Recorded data
◆ ◆ ◆
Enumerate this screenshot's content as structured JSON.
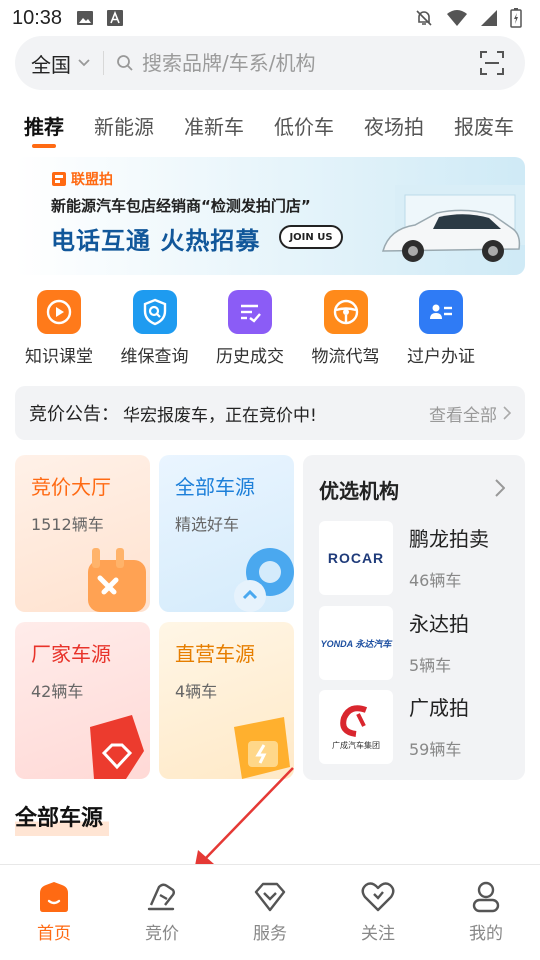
{
  "status_bar": {
    "time": "10:38"
  },
  "search": {
    "region": "全国",
    "placeholder": "搜索品牌/车系/机构"
  },
  "tabs": [
    "推荐",
    "新能源",
    "准新车",
    "低价车",
    "夜场拍",
    "报废车"
  ],
  "banner": {
    "brand": "联盟拍",
    "line1": "新能源汽车包店经销商“检测发拍门店”",
    "line2": "电话互通 火热招募",
    "join": "JOIN US"
  },
  "quick_links": [
    {
      "label": "知识课堂",
      "icon": "play-icon",
      "color": "#ff7a1a"
    },
    {
      "label": "维保查询",
      "icon": "search-shield-icon",
      "color": "#1e9bf0"
    },
    {
      "label": "历史成交",
      "icon": "checklist-icon",
      "color": "#8b5cf6"
    },
    {
      "label": "物流代驾",
      "icon": "steering-wheel-icon",
      "color": "#ff8a1a"
    },
    {
      "label": "过户办证",
      "icon": "id-card-icon",
      "color": "#2f7bf5"
    }
  ],
  "notice": {
    "title": "竞价公告：",
    "text": "华宏报废车，正在竞价中!",
    "more": "查看全部"
  },
  "cards": {
    "auction_hall": {
      "title": "竞价大厅",
      "sub": "1512辆车",
      "color": "#ff6a13"
    },
    "all_sources": {
      "title": "全部车源",
      "sub": "精选好车",
      "color": "#1c7fd9"
    },
    "factory": {
      "title": "厂家车源",
      "sub": "42辆车",
      "color": "#e8332a"
    },
    "direct": {
      "title": "直营车源",
      "sub": "4辆车",
      "color": "#e67e00"
    }
  },
  "orgs": {
    "title": "优选机构",
    "items": [
      {
        "name": "鹏龙拍卖",
        "count": "46辆车",
        "logo_text": "ROCAR"
      },
      {
        "name": "永达拍",
        "count": "5辆车",
        "logo_text": "YONDA 永达汽车"
      },
      {
        "name": "广成拍",
        "count": "59辆车",
        "logo_text": "广成汽车集团"
      }
    ]
  },
  "section": {
    "title": "全部车源"
  },
  "bottom_nav": [
    {
      "label": "首页",
      "icon": "home-icon",
      "active": true
    },
    {
      "label": "竞价",
      "icon": "gavel-icon",
      "active": false
    },
    {
      "label": "服务",
      "icon": "diamond-icon",
      "active": false
    },
    {
      "label": "关注",
      "icon": "heart-icon",
      "active": false
    },
    {
      "label": "我的",
      "icon": "person-icon",
      "active": false
    }
  ],
  "colors": {
    "accent": "#ff6a13",
    "inactive": "#888888"
  }
}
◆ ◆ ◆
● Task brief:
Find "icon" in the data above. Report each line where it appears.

● Output:
      "icon": "play-icon",
      "icon": "search-shield-icon",
      "icon": "checklist-icon",
      "icon": "steering-wheel-icon",
      "icon": "id-card-icon",
      "icon": "home-icon",
      "icon": "gavel-icon",
      "icon": "diamond-icon",
      "icon": "heart-icon",
      "icon": "person-icon",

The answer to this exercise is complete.